Data records for software interfaces
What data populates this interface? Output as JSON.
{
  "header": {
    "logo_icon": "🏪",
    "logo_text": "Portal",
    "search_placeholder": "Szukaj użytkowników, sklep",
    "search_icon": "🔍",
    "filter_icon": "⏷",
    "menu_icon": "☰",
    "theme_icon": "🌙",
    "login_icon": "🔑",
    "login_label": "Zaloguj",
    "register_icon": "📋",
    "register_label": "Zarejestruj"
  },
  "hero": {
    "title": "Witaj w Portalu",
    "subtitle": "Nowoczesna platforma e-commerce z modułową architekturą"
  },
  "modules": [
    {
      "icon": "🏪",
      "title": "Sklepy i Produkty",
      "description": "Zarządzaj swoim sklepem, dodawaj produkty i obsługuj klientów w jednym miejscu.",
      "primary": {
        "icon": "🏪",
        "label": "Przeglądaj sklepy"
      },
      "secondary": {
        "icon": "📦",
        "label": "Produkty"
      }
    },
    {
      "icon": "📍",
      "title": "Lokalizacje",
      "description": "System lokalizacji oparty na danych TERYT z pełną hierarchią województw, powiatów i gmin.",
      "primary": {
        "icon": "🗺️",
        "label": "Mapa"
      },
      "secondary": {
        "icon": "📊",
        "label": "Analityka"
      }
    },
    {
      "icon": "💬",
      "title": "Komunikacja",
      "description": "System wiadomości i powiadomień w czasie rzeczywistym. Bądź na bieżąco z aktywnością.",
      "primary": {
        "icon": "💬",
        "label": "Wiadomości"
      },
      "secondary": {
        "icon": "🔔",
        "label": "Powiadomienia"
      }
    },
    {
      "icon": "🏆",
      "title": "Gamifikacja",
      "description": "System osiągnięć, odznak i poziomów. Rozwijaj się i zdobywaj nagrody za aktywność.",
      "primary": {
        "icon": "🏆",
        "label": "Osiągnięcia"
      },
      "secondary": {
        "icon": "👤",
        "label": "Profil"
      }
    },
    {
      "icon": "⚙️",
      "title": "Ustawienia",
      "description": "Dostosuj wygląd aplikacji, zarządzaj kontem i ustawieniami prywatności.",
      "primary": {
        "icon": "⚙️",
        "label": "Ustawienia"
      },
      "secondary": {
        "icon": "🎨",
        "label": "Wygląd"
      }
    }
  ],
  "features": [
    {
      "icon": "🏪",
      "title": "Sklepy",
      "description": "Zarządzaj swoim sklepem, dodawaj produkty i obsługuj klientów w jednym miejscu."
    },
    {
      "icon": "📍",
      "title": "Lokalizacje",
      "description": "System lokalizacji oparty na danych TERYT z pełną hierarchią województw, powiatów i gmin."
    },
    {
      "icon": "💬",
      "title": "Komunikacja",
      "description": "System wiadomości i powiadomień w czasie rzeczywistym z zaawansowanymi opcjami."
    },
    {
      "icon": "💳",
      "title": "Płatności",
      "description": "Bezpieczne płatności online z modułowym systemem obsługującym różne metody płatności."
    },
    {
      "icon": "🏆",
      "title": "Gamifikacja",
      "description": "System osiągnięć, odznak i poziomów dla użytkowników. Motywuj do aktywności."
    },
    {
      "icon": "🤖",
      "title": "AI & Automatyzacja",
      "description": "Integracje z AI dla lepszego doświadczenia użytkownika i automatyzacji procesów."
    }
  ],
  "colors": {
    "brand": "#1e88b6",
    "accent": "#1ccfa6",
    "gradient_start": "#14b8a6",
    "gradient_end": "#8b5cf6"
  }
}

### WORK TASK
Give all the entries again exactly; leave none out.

### EXERCISE ANSWER
What data populates this interface? Output as JSON.
{
  "header": {
    "logo_icon": "🏪",
    "logo_text": "Portal",
    "search_placeholder": "Szukaj użytkowników, sklep",
    "search_icon": "🔍",
    "filter_icon": "⏷",
    "menu_icon": "☰",
    "theme_icon": "🌙",
    "login_icon": "🔑",
    "login_label": "Zaloguj",
    "register_icon": "📋",
    "register_label": "Zarejestruj"
  },
  "hero": {
    "title": "Witaj w Portalu",
    "subtitle": "Nowoczesna platforma e-commerce z modułową architekturą"
  },
  "modules": [
    {
      "icon": "🏪",
      "title": "Sklepy i Produkty",
      "description": "Zarządzaj swoim sklepem, dodawaj produkty i obsługuj klientów w jednym miejscu.",
      "primary": {
        "icon": "🏪",
        "label": "Przeglądaj sklepy"
      },
      "secondary": {
        "icon": "📦",
        "label": "Produkty"
      }
    },
    {
      "icon": "📍",
      "title": "Lokalizacje",
      "description": "System lokalizacji oparty na danych TERYT z pełną hierarchią województw, powiatów i gmin.",
      "primary": {
        "icon": "🗺️",
        "label": "Mapa"
      },
      "secondary": {
        "icon": "📊",
        "label": "Analityka"
      }
    },
    {
      "icon": "💬",
      "title": "Komunikacja",
      "description": "System wiadomości i powiadomień w czasie rzeczywistym. Bądź na bieżąco z aktywnością.",
      "primary": {
        "icon": "💬",
        "label": "Wiadomości"
      },
      "secondary": {
        "icon": "🔔",
        "label": "Powiadomienia"
      }
    },
    {
      "icon": "🏆",
      "title": "Gamifikacja",
      "description": "System osiągnięć, odznak i poziomów. Rozwijaj się i zdobywaj nagrody za aktywność.",
      "primary": {
        "icon": "🏆",
        "label": "Osiągnięcia"
      },
      "secondary": {
        "icon": "👤",
        "label": "Profil"
      }
    },
    {
      "icon": "⚙️",
      "title": "Ustawienia",
      "description": "Dostosuj wygląd aplikacji, zarządzaj kontem i ustawieniami prywatności.",
      "primary": {
        "icon": "⚙️",
        "label": "Ustawienia"
      },
      "secondary": {
        "icon": "🎨",
        "label": "Wygląd"
      }
    }
  ],
  "features": [
    {
      "icon": "🏪",
      "title": "Sklepy",
      "description": "Zarządzaj swoim sklepem, dodawaj produkty i obsługuj klientów w jednym miejscu."
    },
    {
      "icon": "📍",
      "title": "Lokalizacje",
      "description": "System lokalizacji oparty na danych TERYT z pełną hierarchią województw, powiatów i gmin."
    },
    {
      "icon": "💬",
      "title": "Komunikacja",
      "description": "System wiadomości i powiadomień w czasie rzeczywistym z zaawansowanymi opcjami."
    },
    {
      "icon": "💳",
      "title": "Płatności",
      "description": "Bezpieczne płatności online z modułowym systemem obsługującym różne metody płatności."
    },
    {
      "icon": "🏆",
      "title": "Gamifikacja",
      "description": "System osiągnięć, odznak i poziomów dla użytkowników. Motywuj do aktywności."
    },
    {
      "icon": "🤖",
      "title": "AI & Automatyzacja",
      "description": "Integracje z AI dla lepszego doświadczenia użytkownika i automatyzacji procesów."
    }
  ],
  "colors": {
    "brand": "#1e88b6",
    "accent": "#1ccfa6",
    "gradient_start": "#14b8a6",
    "gradient_end": "#8b5cf6"
  }
}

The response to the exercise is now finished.